There was a connection between the passengers in the game and the people in my life. Both were hurting, weary from a world that just wouldn’t let up. They were afraid for the future, angry at their own impotence, and tired of everything that was happening around them, to them. And in practically every case, they wanted someone to hear them.
Stella, the main character, doesn’t talk. While having a silent protagonist isn’t uncommon in many games, in Spiritfarer it’s a choice that’s used to great effect. The conversations with the passengers are all one-sided — they speak, and Stella listens. At first, they use Stella’s silence to say whatever they want. They bark orders and make demands, keeping to the narratives they’ve built up for themselves. Over time, however, they organically open up, give up a bit more of their stories, painful as they are.

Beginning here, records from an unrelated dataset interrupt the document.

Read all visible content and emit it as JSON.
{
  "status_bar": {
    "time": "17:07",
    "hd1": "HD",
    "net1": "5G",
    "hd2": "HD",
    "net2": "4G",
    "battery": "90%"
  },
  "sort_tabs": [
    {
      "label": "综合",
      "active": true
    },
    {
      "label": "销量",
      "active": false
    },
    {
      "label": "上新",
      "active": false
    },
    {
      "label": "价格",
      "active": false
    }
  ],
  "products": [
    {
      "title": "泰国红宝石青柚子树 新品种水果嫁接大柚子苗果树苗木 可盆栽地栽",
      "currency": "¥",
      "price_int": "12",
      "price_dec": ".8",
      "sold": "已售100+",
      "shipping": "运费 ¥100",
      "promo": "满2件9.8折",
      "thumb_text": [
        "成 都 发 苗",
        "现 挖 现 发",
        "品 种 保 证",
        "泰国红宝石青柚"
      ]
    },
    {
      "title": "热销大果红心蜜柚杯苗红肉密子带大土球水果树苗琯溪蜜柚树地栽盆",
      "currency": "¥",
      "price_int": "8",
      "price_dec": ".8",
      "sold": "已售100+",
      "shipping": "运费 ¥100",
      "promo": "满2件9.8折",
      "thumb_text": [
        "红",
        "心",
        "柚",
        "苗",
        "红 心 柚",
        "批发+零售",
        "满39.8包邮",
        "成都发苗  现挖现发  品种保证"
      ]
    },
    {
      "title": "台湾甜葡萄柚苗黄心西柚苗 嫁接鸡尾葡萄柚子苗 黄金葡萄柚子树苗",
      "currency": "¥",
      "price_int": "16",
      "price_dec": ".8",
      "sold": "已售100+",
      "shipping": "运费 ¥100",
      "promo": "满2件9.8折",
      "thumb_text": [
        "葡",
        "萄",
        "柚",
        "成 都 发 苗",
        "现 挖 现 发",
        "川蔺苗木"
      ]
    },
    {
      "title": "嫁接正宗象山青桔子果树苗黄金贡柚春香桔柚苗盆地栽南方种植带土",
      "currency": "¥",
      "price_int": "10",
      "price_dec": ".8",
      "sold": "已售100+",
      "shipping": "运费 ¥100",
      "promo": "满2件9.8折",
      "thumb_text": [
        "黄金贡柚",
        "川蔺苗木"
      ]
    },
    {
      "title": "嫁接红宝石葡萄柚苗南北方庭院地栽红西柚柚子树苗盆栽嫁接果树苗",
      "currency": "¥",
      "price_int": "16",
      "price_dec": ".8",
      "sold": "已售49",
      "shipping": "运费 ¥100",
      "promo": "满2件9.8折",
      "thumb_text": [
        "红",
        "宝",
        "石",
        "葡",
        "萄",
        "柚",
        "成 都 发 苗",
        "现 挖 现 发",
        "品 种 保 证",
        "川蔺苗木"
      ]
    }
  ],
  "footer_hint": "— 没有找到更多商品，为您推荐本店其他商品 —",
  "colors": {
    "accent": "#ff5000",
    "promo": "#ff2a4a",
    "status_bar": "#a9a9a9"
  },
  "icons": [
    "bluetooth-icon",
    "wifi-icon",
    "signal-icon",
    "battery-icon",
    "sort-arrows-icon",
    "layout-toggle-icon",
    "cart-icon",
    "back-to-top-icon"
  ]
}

So I did the same thing. I invited my friends to open up about what they had on their minds, and I listened. What I found was a similar trend. Friends told me about what they were going through. I was asked for my thoughts and advice. Coworkers began to tell me about their struggles being an essential worker during a pandemic. Life was eroding away at each and every person I met with. I wasn’t the only one that was tired.
We all need someone to listen to us at some point. It revitalizes us, both as listener and speaker, as we are able to express and process those thoughts that are welling up inside of us.
At some point, after connecting with my passengers for so long, the game forced me to say goodbye. It’s probably the most heartfelt part of the game. The spirit gives their farewells, one last hug, and then the sendoff, leaving nothing behind but a small reminder that they were there. This happens every time, with one exception. At one point, a passenger — who to that point has been nothing but helpful and encouraging — just leaves without explanation. No sendoff. They’re just gone, leaving everyone else on the boat to wonder why.
As the player, I was first confused, and then quite hurt that this character would leave without saying goodbye. I did everything they wanted, right? Was there something I missed? No, I didn’t do anything wrong. It dawned on me that as a passive listener to the lives of my passengers, I never got their whole story. I just heard what they were willing to share. Ultimately, this one passenger had to deal with their own pain themselves. And I just had to come to terms with that, and move on.
You can’t always help. It’s one of those truths that life repeatedly bludgeons us with constantly. Despite our best efforts and intentions, there will always be times where things just fall out of our hands. Everyone deals with problems in their own way, and it’s important to let them do that.
With all that is and has happened in the past year, it is more important now to reach out to one another, and offer up a bit of compassion. Maybe we can’t fix each other’s problems, but we can at least be there, and maybe offer a hand, an ear, or a hug when we need it the most. And if comes back unwanted, then we can at least offer up some space.
Spiritfarer reminded me what it meant to be a human being when I needed it the most, and how a little bit of compassion can go a long way. We’re living in a time where it’s harder to connect with one another than ever before. Make sure to check in with your friends and family. And if you’re able to, maybe give them a hug. You don’t know what they’re dealing with.
I strongly recommend checking out the game out for yourself, if anything I’ve said up to this point has piqued your interest. It’s earnest and heartfelt, and at least in my case, gives something back to the player. In a sea of repetitive and uninspired games, those are rare traits.